Overall, Deltek customers should have little to worry about and perhaps even reason to be upbeat, said analyst Ray Wang, CEO of Constellation Research.
"It's a good thing for Deltek to exit," Wang said. That's because public-sector agencies around the world, especially the defense departments where Deltek's software is widely used, are facing substantial cuts, he added. "Things are going to get tougher."
By going private, Deltek is relieved of some of the pressure public companies face to show constant growth and returns for shareholders, according to Wang.
"It gives them some breathing room," he said.

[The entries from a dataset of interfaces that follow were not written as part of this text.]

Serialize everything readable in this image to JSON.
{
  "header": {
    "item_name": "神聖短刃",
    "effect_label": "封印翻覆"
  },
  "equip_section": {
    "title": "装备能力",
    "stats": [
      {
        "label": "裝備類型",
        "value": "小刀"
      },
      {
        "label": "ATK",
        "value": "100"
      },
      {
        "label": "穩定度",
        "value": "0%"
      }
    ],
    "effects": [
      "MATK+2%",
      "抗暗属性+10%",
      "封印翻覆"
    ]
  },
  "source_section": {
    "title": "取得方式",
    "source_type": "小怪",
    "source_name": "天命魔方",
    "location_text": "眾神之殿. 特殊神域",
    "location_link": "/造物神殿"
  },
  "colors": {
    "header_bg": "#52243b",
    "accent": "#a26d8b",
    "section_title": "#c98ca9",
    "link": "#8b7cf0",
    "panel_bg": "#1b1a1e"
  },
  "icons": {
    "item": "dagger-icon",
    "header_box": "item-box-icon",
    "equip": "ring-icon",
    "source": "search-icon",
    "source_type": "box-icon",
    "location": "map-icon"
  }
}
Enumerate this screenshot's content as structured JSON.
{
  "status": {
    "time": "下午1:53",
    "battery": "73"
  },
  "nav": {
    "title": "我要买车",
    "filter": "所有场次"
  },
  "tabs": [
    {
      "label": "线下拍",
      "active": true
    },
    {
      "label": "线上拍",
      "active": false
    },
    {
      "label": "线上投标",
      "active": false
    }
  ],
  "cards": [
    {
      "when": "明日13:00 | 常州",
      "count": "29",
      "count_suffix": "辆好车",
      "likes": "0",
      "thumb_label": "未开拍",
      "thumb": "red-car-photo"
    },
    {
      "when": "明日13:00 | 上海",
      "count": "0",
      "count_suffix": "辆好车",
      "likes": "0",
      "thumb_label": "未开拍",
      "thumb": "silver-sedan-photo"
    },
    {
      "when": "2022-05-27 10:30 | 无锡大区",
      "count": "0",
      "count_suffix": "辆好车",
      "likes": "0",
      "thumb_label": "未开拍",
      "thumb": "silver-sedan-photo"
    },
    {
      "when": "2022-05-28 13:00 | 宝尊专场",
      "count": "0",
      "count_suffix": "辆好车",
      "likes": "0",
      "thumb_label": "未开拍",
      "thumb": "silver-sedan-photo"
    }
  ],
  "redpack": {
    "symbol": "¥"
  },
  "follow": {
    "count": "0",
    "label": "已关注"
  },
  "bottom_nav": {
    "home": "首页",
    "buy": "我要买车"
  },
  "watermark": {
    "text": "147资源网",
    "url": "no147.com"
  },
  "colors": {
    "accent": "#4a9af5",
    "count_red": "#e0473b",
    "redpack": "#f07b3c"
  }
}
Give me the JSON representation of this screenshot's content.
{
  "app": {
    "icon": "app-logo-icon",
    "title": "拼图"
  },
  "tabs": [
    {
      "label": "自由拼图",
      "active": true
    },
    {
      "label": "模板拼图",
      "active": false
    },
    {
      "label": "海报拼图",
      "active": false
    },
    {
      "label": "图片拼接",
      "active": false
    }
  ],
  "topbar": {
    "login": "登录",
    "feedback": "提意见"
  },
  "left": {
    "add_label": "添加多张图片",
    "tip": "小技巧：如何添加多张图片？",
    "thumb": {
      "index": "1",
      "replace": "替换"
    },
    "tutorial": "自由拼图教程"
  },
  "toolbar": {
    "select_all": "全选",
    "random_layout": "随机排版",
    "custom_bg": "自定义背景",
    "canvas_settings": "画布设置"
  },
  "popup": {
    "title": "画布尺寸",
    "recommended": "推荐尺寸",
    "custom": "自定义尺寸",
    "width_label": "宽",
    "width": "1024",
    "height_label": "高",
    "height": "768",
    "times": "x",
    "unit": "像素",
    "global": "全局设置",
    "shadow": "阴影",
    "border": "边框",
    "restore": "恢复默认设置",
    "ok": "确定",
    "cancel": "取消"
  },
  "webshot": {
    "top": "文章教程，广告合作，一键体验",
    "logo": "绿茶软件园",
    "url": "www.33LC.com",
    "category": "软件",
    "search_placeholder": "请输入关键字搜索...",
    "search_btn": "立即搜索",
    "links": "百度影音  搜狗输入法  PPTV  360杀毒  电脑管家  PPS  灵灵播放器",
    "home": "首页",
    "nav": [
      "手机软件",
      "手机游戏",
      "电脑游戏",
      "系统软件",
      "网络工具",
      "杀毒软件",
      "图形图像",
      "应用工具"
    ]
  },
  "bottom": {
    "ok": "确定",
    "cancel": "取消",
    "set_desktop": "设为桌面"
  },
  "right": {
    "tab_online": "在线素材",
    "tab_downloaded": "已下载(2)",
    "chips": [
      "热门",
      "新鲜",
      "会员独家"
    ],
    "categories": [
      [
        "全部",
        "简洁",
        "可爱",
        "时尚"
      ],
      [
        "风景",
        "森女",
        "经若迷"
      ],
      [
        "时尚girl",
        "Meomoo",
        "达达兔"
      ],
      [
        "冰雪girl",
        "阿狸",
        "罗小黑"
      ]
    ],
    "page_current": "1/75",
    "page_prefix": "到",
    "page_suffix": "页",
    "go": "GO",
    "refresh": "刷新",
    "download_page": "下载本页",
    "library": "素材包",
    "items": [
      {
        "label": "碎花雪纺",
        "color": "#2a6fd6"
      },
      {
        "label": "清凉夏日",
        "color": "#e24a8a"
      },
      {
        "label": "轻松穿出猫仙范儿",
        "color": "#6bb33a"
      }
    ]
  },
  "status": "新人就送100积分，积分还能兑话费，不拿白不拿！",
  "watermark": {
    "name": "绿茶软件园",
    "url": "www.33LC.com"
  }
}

If I was a Deltek customer, I'd be excited."
In addition, Deltek has been "significantly under-investing" in its product lines, many of which were acquired, Wang said. As a private company, Deltek can focus on restructuring its portfolio, as well as making the software ready for cloud-based deployments and figuring out how to shift to a subscription revenue model, according to Wang.
Assuming it makes the right strategic moves after the acquisition, Deltek could be well-poised as the economy rebounds, Wang added. "They own this vertical more than anybody else."
ERP vendors in general are "going gung-ho" for the professional services market, said Forrester Research analyst China Martens. "With a company like Deltek that sees [project management] as its bread and butter, it serves them well to have this financial backing."
Deltek's various product lines are well-defined, and therefore it's not likely any will be shed, according to Martens. "What would be interesting is if they could get deeper into these industries by buying up smaller rivals," she added.
The vendor's Kona social project management and collaboration tool, which is also being aimed at consumers, could be another reason Deltek sought investment from Thoma Bravo, Martens said. "They're thinking that it's going to be very big for them."
Chris Kanaracus covers enterprise software and general technology breaking news for The IDG News Service. Chris' email address is [email protected]